Employment Insurance
Oral Questions

June 16th, 2009 / 2:40 p.m.

Liberal

Michael Savage Dartmouth—Cole Harbour, NS

Mr. Speaker, the incompetence of the government is staggering. Each day it fiddles around while the unemployment situation deteriorates, bankruptcies continue to rise and household debt spins out of control. Each day we hear stories of constituents who have fallen through the cracks of our social infrastructure and are getting little help from the government.

How can the government leave this Friday for the barbecue circuit knowing that its inaction on the economy and EI has left tens of thousands of Canadians without a way out of this Conservative recession?

Employment Insurance
Oral Questions

2:40 p.m.

Haldimand—Norfolk
Ontario

Conservative

Diane Finley Minister of Human Resources and Skills Development

Mr. Speaker, we have done a lot to help Canadians in these troubled economic times.

We have expanded EI. We have expanded the work sharing program. We are offering unprecedented assistance to help laid-off workers get the training they need for future jobs.

My question for the hon. member is, how could those members have us leave here this Friday night after voting against these measures that would help Canadians? If we leave Friday night and they have voted against the supplementary estimates (A), we will not get the funding for the strategic training and transition fund. We will not get the money for the Canada summer jobs. We will not get the money for the targeted initiative for older workers.

Employment Insurance
Oral Questions

2:40 p.m.

Liberal

Michael Savage Dartmouth—Cole Harbour, NS

Mr. Speaker, the minister is becoming more and more robotic in her answers, showing an astounding lack of understanding of the real pain that Canadians are feeling.

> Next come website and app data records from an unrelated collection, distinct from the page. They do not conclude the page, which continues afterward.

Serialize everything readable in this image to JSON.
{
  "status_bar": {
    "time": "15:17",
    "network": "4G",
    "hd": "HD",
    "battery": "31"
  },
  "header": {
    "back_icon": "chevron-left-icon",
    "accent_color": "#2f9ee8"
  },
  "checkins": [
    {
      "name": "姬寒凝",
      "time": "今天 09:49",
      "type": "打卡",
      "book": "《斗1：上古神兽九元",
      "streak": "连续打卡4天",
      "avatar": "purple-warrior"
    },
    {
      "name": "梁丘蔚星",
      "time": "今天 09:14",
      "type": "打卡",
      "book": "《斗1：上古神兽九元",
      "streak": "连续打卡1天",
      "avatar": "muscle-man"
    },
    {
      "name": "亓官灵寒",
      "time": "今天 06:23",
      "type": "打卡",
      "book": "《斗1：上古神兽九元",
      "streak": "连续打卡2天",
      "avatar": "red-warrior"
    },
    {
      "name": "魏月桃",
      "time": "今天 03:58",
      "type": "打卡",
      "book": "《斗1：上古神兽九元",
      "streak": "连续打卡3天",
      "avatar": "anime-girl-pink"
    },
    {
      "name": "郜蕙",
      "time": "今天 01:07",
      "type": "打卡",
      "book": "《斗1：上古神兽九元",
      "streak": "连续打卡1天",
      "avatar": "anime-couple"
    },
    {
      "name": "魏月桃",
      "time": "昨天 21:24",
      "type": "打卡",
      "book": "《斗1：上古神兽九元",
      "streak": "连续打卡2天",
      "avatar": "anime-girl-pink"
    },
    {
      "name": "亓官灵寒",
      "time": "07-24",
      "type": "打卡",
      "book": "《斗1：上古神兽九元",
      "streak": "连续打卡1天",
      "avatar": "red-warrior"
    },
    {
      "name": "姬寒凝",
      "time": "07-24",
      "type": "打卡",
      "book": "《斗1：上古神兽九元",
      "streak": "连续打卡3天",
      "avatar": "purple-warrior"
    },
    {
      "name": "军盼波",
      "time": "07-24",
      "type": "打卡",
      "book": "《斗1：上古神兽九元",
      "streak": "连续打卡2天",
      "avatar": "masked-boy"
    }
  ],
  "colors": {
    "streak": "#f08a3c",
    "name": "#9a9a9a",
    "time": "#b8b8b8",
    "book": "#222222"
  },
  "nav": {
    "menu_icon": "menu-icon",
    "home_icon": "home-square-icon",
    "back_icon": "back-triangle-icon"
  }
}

Job losses continue, uncertainty reigns, and the government has no coherent plan to help the unemployed. The Conservatives' only plan is to mislead Canadians when they talk about changes to EI, saying it would create a 45-day work year. What she is saying is that she thinks Canadians are lazy. The Liberals do not think that Canadians are lazy. She should apologize to Canadians.

Why is the minister unwilling to make changes to EI now?

Employment Insurance
Oral Questions

2:40 p.m.

Haldimand—Norfolk
Ontario

Conservative

Diane Finley Minister of Human Resources and Skills Development

Mr. Speaker, all three of the opposition parties have put forward a proposal for a 360-hour work requirement to collect employment insurance benefits. That works out to 45 work days. That is nine weeks. Then they said that would give people 39 weeks of benefits. Thirty-nine and nine equals forty-eight, plus the two-week wait period makes fifty weeks. Near as I can reckon, that is close to a year. They are saying if people work 45 days, they will get a year's benefits.

Canadians do not want that. We will not support that because it will not create jobs and it will not help the economy.

Employment Insurance
Oral Questions

2:45 p.m.

Liberal

Bonnie Crombie Mississauga—Streetsville, ON

Mr. Speaker, William from my riding had a good job working for a contracting company for almost 20 months. During this period he worked over 630 hours, the minimum requirement in Mississauga. When William applied for his EI, he was denied. He appealed, but he was denied again. He was told he only had 619 hours, because his hours were calculated from the end of his pay period, not from his last day of work, a small but devastating technicality.

Thousands of Canadians are in the same boat. William and others want to know, why will the government not make EI fair for all Canadians?